This upcoming Top Ten Tuesday topic was too cute to leave for next month. So I chose to fast-forward to it right away, just so I could post this. Check out today’s topic and other posts over at That Artsy Reader Girl.
You know how books follow similar title patterns? The Adjective Noun like The Silent Patient, or The Noun of the Noun like The Call of the Wild. Here’s a quick and fun grammar practice lesson that you can conduct in your classroom or school library, or even virtually. All you need is a bunch of books!
Place buckets or racks across the room, or virtually, folders or other organisers, labelled after each of the title categories. Ask your students to find and place the books in the suitable buckets. Students can also come up with their own categories.
You can later discuss why certain formulaic titles work for books, movies, and stories. Students can share examples of titles which are truly original, and do not fit any formula.
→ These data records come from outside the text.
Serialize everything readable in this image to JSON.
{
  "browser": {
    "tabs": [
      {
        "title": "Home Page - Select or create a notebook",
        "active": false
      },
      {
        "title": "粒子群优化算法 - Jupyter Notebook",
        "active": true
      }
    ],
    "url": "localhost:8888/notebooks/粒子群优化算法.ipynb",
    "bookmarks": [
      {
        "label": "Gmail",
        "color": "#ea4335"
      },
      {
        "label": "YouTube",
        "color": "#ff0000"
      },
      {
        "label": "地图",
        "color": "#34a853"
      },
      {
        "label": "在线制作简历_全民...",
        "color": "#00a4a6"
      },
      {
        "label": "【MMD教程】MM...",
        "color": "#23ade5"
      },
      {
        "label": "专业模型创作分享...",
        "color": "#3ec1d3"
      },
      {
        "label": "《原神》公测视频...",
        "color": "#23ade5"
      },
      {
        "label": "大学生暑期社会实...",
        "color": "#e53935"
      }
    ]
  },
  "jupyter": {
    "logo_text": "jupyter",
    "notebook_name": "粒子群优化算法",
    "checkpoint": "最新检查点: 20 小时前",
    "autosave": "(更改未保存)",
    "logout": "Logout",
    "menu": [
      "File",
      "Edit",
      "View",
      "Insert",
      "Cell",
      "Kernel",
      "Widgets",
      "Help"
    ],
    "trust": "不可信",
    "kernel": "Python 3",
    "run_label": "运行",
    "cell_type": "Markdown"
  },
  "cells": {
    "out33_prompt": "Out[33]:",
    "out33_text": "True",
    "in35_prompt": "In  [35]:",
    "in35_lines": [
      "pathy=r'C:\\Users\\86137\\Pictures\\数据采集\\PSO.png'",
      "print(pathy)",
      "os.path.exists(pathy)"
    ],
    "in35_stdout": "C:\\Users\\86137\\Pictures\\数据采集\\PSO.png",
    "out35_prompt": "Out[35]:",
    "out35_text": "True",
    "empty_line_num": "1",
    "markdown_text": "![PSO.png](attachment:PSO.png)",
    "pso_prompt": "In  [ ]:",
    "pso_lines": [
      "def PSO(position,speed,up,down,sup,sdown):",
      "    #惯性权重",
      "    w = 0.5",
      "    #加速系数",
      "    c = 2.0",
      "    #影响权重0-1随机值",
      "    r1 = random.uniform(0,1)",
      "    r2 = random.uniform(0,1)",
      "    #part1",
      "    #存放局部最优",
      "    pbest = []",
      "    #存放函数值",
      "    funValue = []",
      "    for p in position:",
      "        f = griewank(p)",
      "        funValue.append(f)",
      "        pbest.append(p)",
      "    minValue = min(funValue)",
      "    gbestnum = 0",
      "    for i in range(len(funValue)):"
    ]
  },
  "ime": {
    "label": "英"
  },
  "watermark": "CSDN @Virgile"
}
Do they like or prefer such titles?
- The [Adjective] [Noun] of [Noun] books
1. The Impossible Lives of Greta Wells by Andrew Sean Greer
2. The Strange Case of Dr. Jekyll and Mr. Hyde by R.L. Stevenson
3. The Secret Diary of Adrian Mole, Aged 13¾ by Sue Townsend
4. The Invisible Life of Addie LaRue by V.E. Schwab
5. The Left Hand of Darkness by Ursula K Le Guin
- The [Noun] of the [Adjective] [Noun] books
1. Island of a Thousand Mirrors by Nayomi Munaweera
2. The God of Small Things by Arundhati Roy
3. The Mystery of the Burnt Cottage [and others] by Enid Blyton
4. House of Many Ways by Diana Wynne Jones
5. Flatland: A Romance of Many Dimensions by Edwin Abbott Abbott
Which other common adjective-based patterns can you find in book titles? Try out this game in your next ESL class and share what your students come up with!